■ **REQUIREMENT**: Work out the number of lines in the listing below that include "Information", and answer with it alone.

═══

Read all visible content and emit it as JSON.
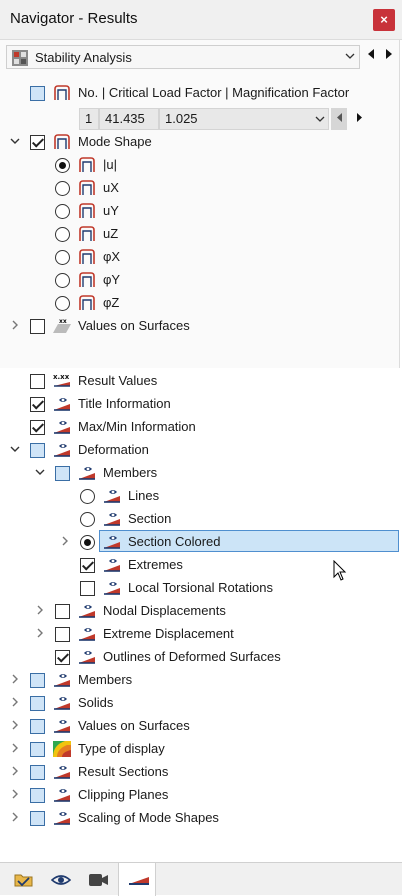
{
  "window": {
    "title": "Navigator - Results",
    "close_glyph": "×"
  },
  "analysis_selector": {
    "value": "Stability Analysis",
    "icon": "stability-analysis-icon"
  },
  "mode_table": {
    "header": "No. | Critical Load Factor | Magnification Factor",
    "no": "1",
    "critical_load_factor": "41.435",
    "magnification_factor": "1.025"
  },
  "mode_shape": {
    "label": "Mode Shape",
    "options": [
      "|u|",
      "uX",
      "uY",
      "uZ",
      "φX",
      "φY",
      "φZ"
    ],
    "selected_index": 0
  },
  "values_on_surfaces_top": "Values on Surfaces",
  "results_tree": {
    "result_values": "Result Values",
    "title_information": "Title Information",
    "maxmin_information": "Max/Min Information",
    "deformation": "Deformation",
    "members": "Members",
    "lines": "Lines",
    "section": "Section",
    "section_colored": "Section Colored",
    "extremes": "Extremes",
    "local_torsional_rotations": "Local Torsional Rotations",
    "nodal_displacements": "Nodal Displacements",
    "extreme_displacement": "Extreme Displacement",
    "outlines_deformed_surfaces": "Outlines of Deformed Surfaces",
    "members_top": "Members",
    "solids": "Solids",
    "values_on_surfaces": "Values on Surfaces",
    "type_of_display": "Type of display",
    "result_sections": "Result Sections",
    "clipping_planes": "Clipping Planes",
    "scaling_mode_shapes": "Scaling of Mode Shapes"
  },
  "colors": {
    "accent_blue": "#cce4f7",
    "close_red": "#c8323a",
    "icon_red": "#c0392b",
    "icon_navy": "#1f3a6e"
  }
}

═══

■ **FINAL ANSWER**: 2